A little bit of everything
Few keepers have proved quite as outlandish between the posts as St Etienne idol Jeremie Janot. A one-club man, Janot has forged quite a  reputation for himself over the years. Aside from using an Argentina shirt because of his lifelong admiration for La Albiceleste, he has also played in a Spiderman costume, although his finest hour came one St Patrick’s Day, when, confusing Ireland’s national day for Scotland’s, he ran out in a kilt!

Printed designs have also been a feature of goalkeeping fashion through the years. One of the leading innovators in Argentina was the naturalised Colombia-born keeper Carlos Fernando Navarro Montoya, otherwise known as El Mono (The Monkey). In tribute to his nickname, Navarro Montoya added a picture of a lorry-driving monkey to his gaily coloured Boca Juniors jersey.

His arch-rival at the time was none other than Velez Sarsfield’s Paraguayan entertainer Jose Luis Chilavert. Habitually decked out in black, Chila adorned the front of his shirt with both a snarling bulldog design, underlining his reputation as a streetfighter, and a Tasmanian Devil, the famous cartoon character known for its short fuse. But, when a large question mark appeared in their place one day, it was clear that the search for a sponsor had begun.

In contrast, the recently retired Oliver Kahn used to use his shirt to raise money for charity. On the day he played his last game in 2008, some 5,500 fans paid €150 each for the privilege of having their names printed on his jersey.
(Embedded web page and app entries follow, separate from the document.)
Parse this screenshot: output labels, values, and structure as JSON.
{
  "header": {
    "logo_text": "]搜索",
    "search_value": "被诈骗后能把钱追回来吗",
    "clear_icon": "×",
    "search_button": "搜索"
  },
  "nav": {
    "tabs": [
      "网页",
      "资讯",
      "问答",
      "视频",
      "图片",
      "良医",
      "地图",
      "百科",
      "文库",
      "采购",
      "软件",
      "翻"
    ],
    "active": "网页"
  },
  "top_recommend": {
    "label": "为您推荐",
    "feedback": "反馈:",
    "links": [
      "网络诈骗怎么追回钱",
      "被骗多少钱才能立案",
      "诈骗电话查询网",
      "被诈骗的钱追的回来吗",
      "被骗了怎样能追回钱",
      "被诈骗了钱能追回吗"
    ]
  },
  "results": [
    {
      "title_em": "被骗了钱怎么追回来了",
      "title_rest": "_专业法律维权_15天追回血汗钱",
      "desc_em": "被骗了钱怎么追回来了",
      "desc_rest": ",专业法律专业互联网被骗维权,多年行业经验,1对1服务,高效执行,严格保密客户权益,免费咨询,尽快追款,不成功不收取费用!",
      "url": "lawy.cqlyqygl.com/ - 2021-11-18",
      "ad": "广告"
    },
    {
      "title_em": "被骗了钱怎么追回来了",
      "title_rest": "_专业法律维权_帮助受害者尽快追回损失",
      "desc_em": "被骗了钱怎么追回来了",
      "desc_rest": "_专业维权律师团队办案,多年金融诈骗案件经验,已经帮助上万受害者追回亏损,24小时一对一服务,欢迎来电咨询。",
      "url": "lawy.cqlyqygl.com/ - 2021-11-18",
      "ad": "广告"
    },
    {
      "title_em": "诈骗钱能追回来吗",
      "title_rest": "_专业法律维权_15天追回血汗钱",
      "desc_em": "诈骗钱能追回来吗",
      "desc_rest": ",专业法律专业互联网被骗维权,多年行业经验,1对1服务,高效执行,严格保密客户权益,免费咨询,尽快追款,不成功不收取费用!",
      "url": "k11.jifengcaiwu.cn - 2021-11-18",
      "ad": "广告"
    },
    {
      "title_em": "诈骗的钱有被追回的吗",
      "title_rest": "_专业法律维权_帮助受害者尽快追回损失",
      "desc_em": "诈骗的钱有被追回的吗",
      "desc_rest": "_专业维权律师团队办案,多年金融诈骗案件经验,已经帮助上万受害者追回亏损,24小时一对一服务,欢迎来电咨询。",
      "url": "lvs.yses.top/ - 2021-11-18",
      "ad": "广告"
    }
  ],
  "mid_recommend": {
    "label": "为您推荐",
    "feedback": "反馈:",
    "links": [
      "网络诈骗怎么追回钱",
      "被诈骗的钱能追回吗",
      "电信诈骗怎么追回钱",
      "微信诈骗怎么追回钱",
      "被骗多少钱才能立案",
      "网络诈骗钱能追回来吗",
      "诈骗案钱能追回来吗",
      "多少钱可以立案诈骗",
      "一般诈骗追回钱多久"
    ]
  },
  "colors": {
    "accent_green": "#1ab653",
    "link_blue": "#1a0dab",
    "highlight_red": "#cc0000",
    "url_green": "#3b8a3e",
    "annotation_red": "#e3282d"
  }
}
Khan donated the money to the charity 'Ein Herz für Kinder' (A Heart for Children), a warm gesture that belied the former Germany international’s somewhat stern exterior.